Stored entries:

────────────────────────────────────────

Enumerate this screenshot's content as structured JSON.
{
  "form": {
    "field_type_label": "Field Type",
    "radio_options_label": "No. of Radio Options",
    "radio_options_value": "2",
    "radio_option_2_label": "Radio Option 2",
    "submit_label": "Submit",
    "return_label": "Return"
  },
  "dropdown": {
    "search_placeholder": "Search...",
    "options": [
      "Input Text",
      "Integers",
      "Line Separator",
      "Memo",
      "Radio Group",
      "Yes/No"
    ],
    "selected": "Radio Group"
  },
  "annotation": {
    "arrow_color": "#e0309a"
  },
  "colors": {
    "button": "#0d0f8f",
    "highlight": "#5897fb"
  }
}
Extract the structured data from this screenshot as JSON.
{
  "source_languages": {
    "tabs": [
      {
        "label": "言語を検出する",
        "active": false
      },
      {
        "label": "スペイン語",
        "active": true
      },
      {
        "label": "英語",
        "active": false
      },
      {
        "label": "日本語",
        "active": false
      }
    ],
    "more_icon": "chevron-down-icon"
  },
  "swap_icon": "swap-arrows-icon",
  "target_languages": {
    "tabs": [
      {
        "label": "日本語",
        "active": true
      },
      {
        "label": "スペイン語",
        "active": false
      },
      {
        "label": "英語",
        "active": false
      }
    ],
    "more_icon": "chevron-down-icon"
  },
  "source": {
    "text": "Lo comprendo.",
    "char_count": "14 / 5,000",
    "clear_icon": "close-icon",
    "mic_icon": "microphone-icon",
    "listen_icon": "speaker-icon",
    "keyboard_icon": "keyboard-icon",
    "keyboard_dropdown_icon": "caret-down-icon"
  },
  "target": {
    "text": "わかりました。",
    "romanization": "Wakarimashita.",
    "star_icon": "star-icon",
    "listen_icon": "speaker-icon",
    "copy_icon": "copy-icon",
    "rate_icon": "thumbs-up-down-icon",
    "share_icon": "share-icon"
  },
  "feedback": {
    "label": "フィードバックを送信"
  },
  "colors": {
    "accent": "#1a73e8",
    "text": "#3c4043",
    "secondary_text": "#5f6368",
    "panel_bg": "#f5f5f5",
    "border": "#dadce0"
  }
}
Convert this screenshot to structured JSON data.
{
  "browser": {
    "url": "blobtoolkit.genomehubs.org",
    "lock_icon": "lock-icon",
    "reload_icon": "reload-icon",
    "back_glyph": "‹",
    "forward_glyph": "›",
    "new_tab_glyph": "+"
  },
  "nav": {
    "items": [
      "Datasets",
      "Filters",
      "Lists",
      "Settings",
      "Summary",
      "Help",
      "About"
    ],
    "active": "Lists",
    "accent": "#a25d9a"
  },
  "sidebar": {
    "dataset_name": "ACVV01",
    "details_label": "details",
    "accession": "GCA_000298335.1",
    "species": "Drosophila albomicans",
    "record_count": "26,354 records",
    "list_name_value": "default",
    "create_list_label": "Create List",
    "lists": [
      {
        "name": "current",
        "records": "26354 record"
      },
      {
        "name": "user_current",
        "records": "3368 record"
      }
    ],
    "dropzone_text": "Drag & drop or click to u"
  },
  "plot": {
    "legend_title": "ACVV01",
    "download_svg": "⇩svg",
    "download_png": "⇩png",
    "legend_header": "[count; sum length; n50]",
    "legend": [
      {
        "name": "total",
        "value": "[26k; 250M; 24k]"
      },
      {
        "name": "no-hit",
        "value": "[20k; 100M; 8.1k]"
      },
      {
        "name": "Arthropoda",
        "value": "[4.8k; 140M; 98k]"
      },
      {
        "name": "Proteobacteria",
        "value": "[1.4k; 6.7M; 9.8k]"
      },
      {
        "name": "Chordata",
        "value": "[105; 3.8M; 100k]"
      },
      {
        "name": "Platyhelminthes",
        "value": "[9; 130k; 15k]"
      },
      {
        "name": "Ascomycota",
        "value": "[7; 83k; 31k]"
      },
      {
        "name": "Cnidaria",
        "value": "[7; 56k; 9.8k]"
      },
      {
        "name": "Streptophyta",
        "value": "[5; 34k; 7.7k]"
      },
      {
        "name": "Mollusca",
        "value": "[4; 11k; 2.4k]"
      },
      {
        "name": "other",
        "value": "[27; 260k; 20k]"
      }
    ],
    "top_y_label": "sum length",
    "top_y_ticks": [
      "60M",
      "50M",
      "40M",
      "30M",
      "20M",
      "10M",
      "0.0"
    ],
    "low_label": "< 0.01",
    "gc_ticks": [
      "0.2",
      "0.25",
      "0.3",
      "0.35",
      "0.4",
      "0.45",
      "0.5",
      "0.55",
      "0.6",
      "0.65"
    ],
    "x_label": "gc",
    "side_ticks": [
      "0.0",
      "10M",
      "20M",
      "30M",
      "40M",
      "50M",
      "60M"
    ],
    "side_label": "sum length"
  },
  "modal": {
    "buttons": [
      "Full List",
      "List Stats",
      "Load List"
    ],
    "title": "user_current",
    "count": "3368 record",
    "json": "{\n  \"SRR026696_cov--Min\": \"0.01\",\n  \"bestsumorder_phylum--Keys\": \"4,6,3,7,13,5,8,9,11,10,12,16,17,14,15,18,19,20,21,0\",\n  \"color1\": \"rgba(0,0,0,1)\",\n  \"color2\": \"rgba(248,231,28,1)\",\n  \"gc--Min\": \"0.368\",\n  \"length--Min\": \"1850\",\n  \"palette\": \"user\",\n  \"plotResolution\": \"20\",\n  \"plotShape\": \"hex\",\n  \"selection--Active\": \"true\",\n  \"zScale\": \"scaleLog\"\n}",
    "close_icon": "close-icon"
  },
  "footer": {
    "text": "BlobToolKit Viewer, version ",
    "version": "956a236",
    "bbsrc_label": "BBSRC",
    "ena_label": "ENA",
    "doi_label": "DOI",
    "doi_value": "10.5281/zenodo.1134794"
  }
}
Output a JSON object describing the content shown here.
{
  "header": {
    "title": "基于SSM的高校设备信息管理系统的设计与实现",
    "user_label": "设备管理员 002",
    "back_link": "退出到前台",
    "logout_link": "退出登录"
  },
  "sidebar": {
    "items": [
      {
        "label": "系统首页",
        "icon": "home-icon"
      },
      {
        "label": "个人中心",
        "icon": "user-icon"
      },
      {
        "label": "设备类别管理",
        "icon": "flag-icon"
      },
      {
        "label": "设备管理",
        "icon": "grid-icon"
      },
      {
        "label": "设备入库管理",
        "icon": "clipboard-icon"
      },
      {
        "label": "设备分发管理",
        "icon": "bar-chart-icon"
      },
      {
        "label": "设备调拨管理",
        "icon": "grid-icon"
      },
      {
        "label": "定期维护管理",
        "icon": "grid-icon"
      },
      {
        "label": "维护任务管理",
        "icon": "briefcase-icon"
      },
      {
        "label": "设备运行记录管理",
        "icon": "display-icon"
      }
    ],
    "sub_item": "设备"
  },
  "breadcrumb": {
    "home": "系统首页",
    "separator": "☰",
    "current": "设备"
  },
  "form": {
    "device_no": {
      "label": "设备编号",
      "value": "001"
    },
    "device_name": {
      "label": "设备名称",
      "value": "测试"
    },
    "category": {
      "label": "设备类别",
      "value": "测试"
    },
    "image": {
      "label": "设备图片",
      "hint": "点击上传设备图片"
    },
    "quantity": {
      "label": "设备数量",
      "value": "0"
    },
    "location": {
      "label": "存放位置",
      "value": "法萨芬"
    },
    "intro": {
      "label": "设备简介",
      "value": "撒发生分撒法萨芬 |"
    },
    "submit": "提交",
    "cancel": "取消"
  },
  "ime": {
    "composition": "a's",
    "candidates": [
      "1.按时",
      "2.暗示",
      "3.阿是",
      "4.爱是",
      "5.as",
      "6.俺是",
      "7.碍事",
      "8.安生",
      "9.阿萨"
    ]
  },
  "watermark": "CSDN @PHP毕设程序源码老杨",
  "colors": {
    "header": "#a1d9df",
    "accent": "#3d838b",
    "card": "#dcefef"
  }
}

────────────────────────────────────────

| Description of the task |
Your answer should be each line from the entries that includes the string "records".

| Exercise response |
    "record_count": "26,354 records",
        "records": "26354 record"
        "records": "3368 record"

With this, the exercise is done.